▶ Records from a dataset
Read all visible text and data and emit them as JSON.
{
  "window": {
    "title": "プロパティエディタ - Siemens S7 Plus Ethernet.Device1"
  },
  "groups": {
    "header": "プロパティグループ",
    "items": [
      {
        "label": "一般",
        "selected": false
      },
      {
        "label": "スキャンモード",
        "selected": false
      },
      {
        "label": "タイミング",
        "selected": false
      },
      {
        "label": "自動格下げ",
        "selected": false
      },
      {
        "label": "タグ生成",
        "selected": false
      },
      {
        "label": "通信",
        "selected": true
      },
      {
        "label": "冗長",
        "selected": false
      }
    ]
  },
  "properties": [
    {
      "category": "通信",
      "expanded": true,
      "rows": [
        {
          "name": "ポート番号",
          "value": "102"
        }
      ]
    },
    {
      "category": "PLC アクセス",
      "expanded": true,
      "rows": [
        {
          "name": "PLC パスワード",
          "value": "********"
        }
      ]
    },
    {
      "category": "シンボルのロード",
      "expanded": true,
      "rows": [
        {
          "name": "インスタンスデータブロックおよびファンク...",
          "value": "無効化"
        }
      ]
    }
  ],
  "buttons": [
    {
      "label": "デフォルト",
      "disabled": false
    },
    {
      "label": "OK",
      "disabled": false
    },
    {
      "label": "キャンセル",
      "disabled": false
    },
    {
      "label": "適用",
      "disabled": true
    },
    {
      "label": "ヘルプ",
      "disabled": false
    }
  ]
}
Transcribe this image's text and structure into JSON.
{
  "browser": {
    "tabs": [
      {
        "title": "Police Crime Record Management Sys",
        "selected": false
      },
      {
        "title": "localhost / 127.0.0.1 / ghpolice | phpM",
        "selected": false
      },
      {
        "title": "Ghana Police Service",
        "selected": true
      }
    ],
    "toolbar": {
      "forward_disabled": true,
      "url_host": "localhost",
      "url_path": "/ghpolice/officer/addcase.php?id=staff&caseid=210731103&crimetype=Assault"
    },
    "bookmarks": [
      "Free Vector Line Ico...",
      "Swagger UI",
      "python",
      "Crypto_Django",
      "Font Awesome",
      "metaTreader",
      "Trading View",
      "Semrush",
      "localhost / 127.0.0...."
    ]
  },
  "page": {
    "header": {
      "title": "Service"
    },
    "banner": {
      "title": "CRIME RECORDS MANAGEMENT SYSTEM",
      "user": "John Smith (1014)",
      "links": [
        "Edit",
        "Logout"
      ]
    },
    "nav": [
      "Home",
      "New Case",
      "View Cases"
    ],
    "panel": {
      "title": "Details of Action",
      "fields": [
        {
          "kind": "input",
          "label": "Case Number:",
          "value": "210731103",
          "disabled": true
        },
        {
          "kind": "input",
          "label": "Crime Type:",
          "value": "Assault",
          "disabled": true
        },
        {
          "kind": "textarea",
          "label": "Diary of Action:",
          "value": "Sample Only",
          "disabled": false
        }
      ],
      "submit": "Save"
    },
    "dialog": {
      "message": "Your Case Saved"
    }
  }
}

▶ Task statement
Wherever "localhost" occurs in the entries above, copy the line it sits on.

▶ Expected answer
        "title": "localhost / 127.0.0.1 / ghpolice | phpM",
      "url_host": "localhost",
      "localhost / 127.0.0...."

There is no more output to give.